Instructions for the task: Where a picture appears, leave it out, and print the rest of the records as they are.

(Dataset rows describing interfaces)
- - - - -

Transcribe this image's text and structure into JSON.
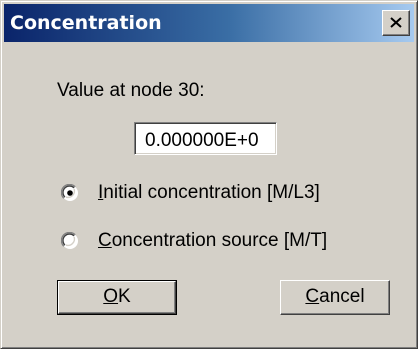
{
  "dialog": {
    "title": "Concentration",
    "close_icon": "close-icon",
    "value_label": "Value at node 30:",
    "value": "0.000000E+0"
  },
  "options": [
    {
      "label_mnemonic": "I",
      "label_rest": "nitial concentration [M/L3]",
      "selected": true
    },
    {
      "label_mnemonic": "C",
      "label_rest": "oncentration source [M/T]",
      "selected": false
    }
  ],
  "buttons": {
    "ok_mnemonic": "O",
    "ok_rest": "K",
    "cancel_mnemonic": "C",
    "cancel_rest": "ancel"
  },
  "colors": {
    "title_gradient_start": "#0a246a",
    "title_gradient_end": "#a6caf0",
    "face": "#d4d0c8"
  }
}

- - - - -

Result:
Transcribe this image's text and structure into JSON.
{
  "dialog": {
    "title": "Concentration",
    "close_icon": "close-icon",
    "value_label": "Value at node 30:",
    "value": "0.000000E+0"
  },
  "options": [
    {
      "label_mnemonic": "I",
      "label_rest": "nitial concentration [M/L3]",
      "selected": true
    },
    {
      "label_mnemonic": "C",
      "label_rest": "oncentration source [M/T]",
      "selected": false
    }
  ],
  "buttons": {
    "ok_mnemonic": "O",
    "ok_rest": "K",
    "cancel_mnemonic": "C",
    "cancel_rest": "ancel"
  },
  "colors": {
    "title_gradient_start": "#0a246a",
    "title_gradient_end": "#a6caf0",
    "face": "#d4d0c8"
  }
}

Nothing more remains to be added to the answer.